This calls to mind the heartfelt cry of the Apostle Paul in Romans 10:1–2, “Brethren, my heart’s desire and my prayer to God for them is for their salvation. For I testify about them that they have a zeal for God, but not in accordance with knowledge.”
What Is Next for Ministry in Israel?
March marked one year since the beginning of the global lockdown measures in response to the COVID-19
pandemic. The last significant event to be held in Israel—in person at our Ramat Gan Center—was a Purim (Feast of
Esther) celebration, with more than 120 children. Our staff member, Maxim, comments, “For a year now, our congregations have not met, children’s camps have not been held, and many of our earlier ministries are no longer possible. Because of the coronavirus, every few days, the government’s instructions change; we cannot plan anything.”
Robin, one of our Tel Aviv staff members, writes, “While this year has been one of challenges, restrictions, and life being different, it has also been one of being creative, consistent, and thinking of new ways to continue to share the gospel and encourage and disciple believers in Israel.” Robin shared that the focus for the last six months was on small group gatherings, personal ministry to individuals, maintaining an online presence, and being creative and relevant to current COVID-19 conditions in Israel.
Chosen People Ministries—Israel is continuing to sponsor online Bible studies, seminars, children’s storytime, ESL classes, women’s ministry, and holiday events, as well as the occasional online concert.
Follow-up of our Isaiah 53 online campaigns, which have been very successful, has continued, and some Israelis have come to faith in the Messiah this way. Our staff members are also in touch with younger Israelis they met through backpacking outreaches abroad, and a few of these “travelers” came to faith and continue to grow in the Lord.
The lockdown measures provided unique challenges for the elderly Holocaust survivors we serve since many of them are lonely and isolated during the pandemic.

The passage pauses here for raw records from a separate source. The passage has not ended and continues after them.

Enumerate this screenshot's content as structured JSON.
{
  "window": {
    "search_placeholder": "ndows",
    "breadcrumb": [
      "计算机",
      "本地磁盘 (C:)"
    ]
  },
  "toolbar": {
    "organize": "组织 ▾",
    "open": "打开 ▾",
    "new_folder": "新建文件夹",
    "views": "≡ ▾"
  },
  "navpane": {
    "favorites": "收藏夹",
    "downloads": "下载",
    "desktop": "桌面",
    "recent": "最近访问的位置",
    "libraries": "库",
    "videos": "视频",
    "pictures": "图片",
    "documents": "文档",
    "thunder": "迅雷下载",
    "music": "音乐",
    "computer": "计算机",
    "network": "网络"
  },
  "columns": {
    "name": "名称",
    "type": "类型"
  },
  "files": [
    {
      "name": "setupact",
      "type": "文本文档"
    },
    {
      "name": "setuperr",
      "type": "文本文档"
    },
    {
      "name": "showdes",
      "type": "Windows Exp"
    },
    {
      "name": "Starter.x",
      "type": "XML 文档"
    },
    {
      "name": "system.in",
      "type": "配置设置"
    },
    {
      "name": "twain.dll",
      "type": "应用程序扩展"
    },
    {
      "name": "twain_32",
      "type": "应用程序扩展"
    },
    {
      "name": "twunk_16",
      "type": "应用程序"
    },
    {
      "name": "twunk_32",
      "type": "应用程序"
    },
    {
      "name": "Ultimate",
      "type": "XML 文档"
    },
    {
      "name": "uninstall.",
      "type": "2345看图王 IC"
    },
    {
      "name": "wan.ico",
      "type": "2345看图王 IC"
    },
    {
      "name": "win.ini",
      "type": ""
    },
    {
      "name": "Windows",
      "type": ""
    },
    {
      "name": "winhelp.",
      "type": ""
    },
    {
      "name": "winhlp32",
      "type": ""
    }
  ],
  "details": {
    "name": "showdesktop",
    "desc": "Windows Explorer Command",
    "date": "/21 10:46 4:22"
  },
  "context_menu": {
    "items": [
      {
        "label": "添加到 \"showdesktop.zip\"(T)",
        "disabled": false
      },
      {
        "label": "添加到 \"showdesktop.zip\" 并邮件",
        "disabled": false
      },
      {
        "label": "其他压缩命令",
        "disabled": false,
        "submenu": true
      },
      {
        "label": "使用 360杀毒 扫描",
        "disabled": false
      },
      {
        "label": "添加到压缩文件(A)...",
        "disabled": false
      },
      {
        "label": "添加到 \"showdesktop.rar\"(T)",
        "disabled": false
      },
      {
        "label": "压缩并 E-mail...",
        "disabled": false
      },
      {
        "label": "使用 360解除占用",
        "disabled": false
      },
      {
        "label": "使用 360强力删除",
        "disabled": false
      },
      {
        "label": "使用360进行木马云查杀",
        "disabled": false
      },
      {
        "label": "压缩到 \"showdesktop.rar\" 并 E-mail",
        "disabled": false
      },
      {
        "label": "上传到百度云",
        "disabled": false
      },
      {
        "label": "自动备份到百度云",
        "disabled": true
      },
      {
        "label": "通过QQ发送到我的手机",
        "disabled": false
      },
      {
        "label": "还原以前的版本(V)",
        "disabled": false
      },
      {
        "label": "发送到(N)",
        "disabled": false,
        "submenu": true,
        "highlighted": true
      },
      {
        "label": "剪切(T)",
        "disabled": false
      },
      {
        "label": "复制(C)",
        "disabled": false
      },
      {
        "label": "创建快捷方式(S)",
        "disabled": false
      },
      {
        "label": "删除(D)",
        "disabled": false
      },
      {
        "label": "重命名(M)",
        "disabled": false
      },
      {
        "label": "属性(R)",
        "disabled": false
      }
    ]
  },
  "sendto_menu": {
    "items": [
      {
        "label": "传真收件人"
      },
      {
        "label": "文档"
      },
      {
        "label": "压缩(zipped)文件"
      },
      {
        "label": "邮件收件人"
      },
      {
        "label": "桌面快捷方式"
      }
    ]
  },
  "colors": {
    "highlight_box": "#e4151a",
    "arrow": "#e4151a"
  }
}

Maxim again writes, “Since the Holocaust survivors were forced to spend many months at home without fellowship, they now need to return to a more normal life.” Maxim and our Israeli staff organized online music and art classes with a gospel focus to help the survivors connect with one another and find spiritual answers to some of life’s toughest questions.
The economic challenges caused by the pandemic also opened new doors for ministry in Israel. Many Israelis lost their jobs. Unemployment is rampant within Israel, so our staff members organized seminars about finances with a focus on helping Israelis find new jobs and develop new skills.
Our online ministries in Israel are growing. Through these digital events, we are reaching more people than ever before.
Please pray for our future efforts, which will include:
- Establishing smaller home groups throughout Israel, including the Golan Heights and urban Tel Aviv
- Additional humanitarian projects geared to helping the poor and elderly, especially the shrinking number of Holocaust survivors living near the border with Gaza
- Online and media ministries, especially geared for the younger generation, designed to meet their everyday needs for love, acceptance, guidance, and faith